Source data

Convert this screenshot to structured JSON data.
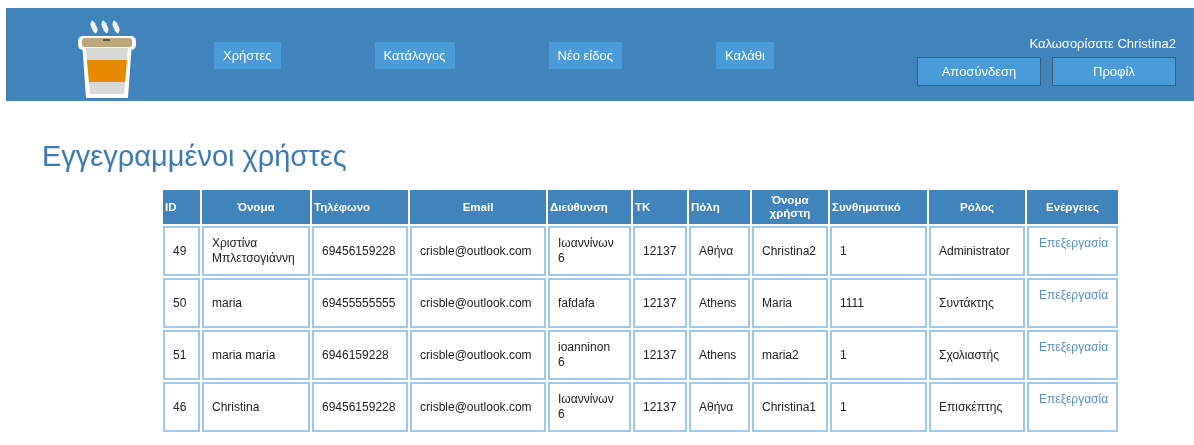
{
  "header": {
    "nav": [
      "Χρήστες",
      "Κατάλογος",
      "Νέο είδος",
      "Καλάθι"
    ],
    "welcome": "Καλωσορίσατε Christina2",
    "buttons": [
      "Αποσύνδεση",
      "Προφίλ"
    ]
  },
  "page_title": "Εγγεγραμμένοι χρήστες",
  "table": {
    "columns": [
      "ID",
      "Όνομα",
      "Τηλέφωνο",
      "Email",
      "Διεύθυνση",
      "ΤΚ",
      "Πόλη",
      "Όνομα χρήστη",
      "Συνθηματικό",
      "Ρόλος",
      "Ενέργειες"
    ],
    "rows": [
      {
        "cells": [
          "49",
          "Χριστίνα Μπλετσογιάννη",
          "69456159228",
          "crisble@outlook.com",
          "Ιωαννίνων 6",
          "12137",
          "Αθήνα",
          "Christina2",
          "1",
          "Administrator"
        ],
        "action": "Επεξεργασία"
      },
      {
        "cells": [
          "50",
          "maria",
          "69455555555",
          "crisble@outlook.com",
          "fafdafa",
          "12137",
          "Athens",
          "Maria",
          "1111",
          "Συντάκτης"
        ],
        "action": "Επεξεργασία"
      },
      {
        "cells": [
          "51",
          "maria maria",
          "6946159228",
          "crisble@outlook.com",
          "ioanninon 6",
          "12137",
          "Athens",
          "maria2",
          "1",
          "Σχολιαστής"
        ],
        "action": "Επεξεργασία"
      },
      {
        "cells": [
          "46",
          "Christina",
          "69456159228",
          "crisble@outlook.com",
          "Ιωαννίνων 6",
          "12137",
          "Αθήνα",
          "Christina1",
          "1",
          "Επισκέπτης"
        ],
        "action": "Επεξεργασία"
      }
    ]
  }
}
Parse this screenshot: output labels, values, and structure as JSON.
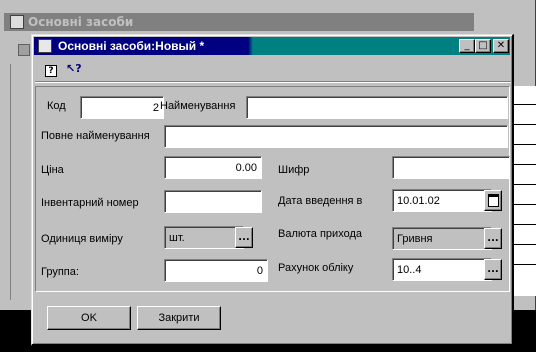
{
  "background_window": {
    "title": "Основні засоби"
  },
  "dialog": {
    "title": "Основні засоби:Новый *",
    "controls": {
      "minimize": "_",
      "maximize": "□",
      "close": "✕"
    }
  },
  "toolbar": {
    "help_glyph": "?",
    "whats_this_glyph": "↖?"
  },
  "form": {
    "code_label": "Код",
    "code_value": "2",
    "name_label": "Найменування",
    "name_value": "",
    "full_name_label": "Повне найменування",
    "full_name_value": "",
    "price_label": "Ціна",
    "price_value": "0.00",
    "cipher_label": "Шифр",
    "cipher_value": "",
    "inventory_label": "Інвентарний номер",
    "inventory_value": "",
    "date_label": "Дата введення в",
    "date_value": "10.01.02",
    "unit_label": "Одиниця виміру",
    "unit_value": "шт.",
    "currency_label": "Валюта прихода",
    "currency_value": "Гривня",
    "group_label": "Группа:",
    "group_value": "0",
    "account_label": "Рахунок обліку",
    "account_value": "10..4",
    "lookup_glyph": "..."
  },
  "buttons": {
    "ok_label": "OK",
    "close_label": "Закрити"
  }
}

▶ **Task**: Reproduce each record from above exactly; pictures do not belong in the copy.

▶ **Answer to this problem**:
Convert this screenshot to structured JSON data.
{
  "header": {
    "nav": [
      "Χρήστες",
      "Κατάλογος",
      "Νέο είδος",
      "Καλάθι"
    ],
    "welcome": "Καλωσορίσατε Christina2",
    "buttons": [
      "Αποσύνδεση",
      "Προφίλ"
    ]
  },
  "page_title": "Εγγεγραμμένοι χρήστες",
  "table": {
    "columns": [
      "ID",
      "Όνομα",
      "Τηλέφωνο",
      "Email",
      "Διεύθυνση",
      "ΤΚ",
      "Πόλη",
      "Όνομα χρήστη",
      "Συνθηματικό",
      "Ρόλος",
      "Ενέργειες"
    ],
    "rows": [
      {
        "cells": [
          "49",
          "Χριστίνα Μπλετσογιάννη",
          "69456159228",
          "crisble@outlook.com",
          "Ιωαννίνων 6",
          "12137",
          "Αθήνα",
          "Christina2",
          "1",
          "Administrator"
        ],
        "action": "Επεξεργασία"
      },
      {
        "cells": [
          "50",
          "maria",
          "69455555555",
          "crisble@outlook.com",
          "fafdafa",
          "12137",
          "Athens",
          "Maria",
          "1111",
          "Συντάκτης"
        ],
        "action": "Επεξεργασία"
      },
      {
        "cells": [
          "51",
          "maria maria",
          "6946159228",
          "crisble@outlook.com",
          "ioanninon 6",
          "12137",
          "Athens",
          "maria2",
          "1",
          "Σχολιαστής"
        ],
        "action": "Επεξεργασία"
      },
      {
        "cells": [
          "46",
          "Christina",
          "69456159228",
          "crisble@outlook.com",
          "Ιωαννίνων 6",
          "12137",
          "Αθήνα",
          "Christina1",
          "1",
          "Επισκέπτης"
        ],
        "action": "Επεξεργασία"
      }
    ]
  }
}
Parse this screenshot: output labels, values, and structure as JSON.
{
  "background_window": {
    "title": "Основні засоби"
  },
  "dialog": {
    "title": "Основні засоби:Новый *",
    "controls": {
      "minimize": "_",
      "maximize": "□",
      "close": "✕"
    }
  },
  "toolbar": {
    "help_glyph": "?",
    "whats_this_glyph": "↖?"
  },
  "form": {
    "code_label": "Код",
    "code_value": "2",
    "name_label": "Найменування",
    "name_value": "",
    "full_name_label": "Повне найменування",
    "full_name_value": "",
    "price_label": "Ціна",
    "price_value": "0.00",
    "cipher_label": "Шифр",
    "cipher_value": "",
    "inventory_label": "Інвентарний номер",
    "inventory_value": "",
    "date_label": "Дата введення в",
    "date_value": "10.01.02",
    "unit_label": "Одиниця виміру",
    "unit_value": "шт.",
    "currency_label": "Валюта прихода",
    "currency_value": "Гривня",
    "group_label": "Группа:",
    "group_value": "0",
    "account_label": "Рахунок обліку",
    "account_value": "10..4",
    "lookup_glyph": "..."
  },
  "buttons": {
    "ok_label": "OK",
    "close_label": "Закрити"
  }
}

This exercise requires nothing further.